BEIJING: Tencent Holdings, the company behind WeChat, is entering the retail e-commerce field through a partnership with online retail challenger to invest heavily into Vipshop, an online discount retailer for fashion brands in China.

The two companies will invest a combined US$863 million in cash into the retailer, the South China Morning Post reported. Such a deal gives Vipshop incredible access to some of the investors’ largest and most potent online properties.

Tencent will allow Vipshop to access data from its Weixin (WeChat) Wallet, providing the retailer with online buyer traffic from Tencent’s huge messaging and payments platform.

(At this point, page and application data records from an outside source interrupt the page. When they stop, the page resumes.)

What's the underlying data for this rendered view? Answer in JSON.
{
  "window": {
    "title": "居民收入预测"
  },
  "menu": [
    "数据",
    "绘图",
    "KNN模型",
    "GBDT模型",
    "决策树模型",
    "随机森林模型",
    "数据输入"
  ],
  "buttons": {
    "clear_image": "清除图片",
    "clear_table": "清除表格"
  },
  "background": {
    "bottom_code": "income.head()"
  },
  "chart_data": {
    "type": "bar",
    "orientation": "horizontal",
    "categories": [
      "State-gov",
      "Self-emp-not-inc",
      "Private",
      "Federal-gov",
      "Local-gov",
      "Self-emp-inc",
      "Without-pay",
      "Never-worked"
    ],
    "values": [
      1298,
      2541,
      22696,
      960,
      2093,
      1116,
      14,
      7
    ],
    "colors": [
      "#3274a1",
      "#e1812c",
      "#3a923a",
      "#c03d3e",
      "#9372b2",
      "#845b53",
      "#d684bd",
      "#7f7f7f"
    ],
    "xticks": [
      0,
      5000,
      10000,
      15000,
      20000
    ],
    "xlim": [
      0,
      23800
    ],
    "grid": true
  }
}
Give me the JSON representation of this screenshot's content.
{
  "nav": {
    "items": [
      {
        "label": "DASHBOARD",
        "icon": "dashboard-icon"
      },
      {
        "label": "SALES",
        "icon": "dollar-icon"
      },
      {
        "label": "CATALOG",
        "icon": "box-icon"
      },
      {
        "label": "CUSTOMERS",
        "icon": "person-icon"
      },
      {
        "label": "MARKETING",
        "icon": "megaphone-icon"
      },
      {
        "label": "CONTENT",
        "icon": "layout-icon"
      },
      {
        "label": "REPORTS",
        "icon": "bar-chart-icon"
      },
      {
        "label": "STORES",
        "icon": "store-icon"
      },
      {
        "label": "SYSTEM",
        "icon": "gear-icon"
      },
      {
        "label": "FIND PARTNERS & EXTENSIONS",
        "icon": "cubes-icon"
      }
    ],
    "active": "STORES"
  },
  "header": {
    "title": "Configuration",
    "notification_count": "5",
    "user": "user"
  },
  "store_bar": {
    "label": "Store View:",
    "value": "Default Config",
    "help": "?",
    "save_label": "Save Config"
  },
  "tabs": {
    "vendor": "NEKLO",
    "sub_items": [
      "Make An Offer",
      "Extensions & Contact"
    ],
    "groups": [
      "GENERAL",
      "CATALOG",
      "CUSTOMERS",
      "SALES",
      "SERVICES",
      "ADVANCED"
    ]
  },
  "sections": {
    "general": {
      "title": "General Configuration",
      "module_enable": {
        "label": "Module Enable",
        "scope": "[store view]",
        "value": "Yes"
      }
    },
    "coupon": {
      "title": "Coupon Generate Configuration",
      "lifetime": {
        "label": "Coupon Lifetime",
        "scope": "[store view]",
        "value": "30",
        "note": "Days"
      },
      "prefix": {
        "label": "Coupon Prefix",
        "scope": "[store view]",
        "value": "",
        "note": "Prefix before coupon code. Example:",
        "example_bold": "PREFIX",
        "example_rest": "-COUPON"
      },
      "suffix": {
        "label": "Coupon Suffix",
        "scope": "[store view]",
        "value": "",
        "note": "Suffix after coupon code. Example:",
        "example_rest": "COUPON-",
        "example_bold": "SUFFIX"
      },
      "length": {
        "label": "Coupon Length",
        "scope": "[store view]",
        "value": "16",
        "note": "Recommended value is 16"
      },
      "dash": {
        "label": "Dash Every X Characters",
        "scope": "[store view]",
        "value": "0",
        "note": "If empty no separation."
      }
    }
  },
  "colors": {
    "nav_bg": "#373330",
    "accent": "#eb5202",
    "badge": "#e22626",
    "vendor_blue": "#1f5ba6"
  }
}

Meanwhile, will give Vipshop access to the main pages of its mobile app as well as its Weixin Discovery shopping site. In addition, China’s second largest online retailer will help to achieve certain gross merchandise value targets through its own platform.

For, the attraction is Vipshop’s position among hard to reach consumer segments. In comments reported by the FT, the site’s CEO, Richard Liu, said the deal would help his company “further extend the strong inroads that we have made with female shoppers, and will expand the breadth and reach of our fashion business”.

Martin Lau, president of Tencent added that broader trends had informed the decision. “We already see substantial demand from our users to discover, discuss and purchase branded apparel in our applications, and we believe that connecting our users more deeply to products on Vipshop’s platform will enrich their online experiences while benefiting Vipshop.”

The larger Tencent will invest $604m, while JD will invest $259m, bringing each stakes of 6% and 5.5% in Vipshop, respectively.

Both companies have been busy expanding into new areas of retail. On Friday, Reuters reported that Tencent would invest 4.2bn yuan ($636m) in physical Yonghui superstores, in a move widely read to reflect Tencent’s hunger for physical retail environments, also coveted by rival giant Alibaba.

Meanwhile, last week, announced a partnership with a Hong Kong-listed developer to build hundreds of self-service convenience stores and thousands of medicine dispensers across China, according to the FT.

The interest from big Chinese players in automated physical retail has as much to do with rising labour costs (a worry for price-sensitive online retailers) as with providing a great customer experience with flashy technologies such as facial recognition for payments.

Sourced from South China Morning Post, Financial Times, Reuters; additional content by WARC staff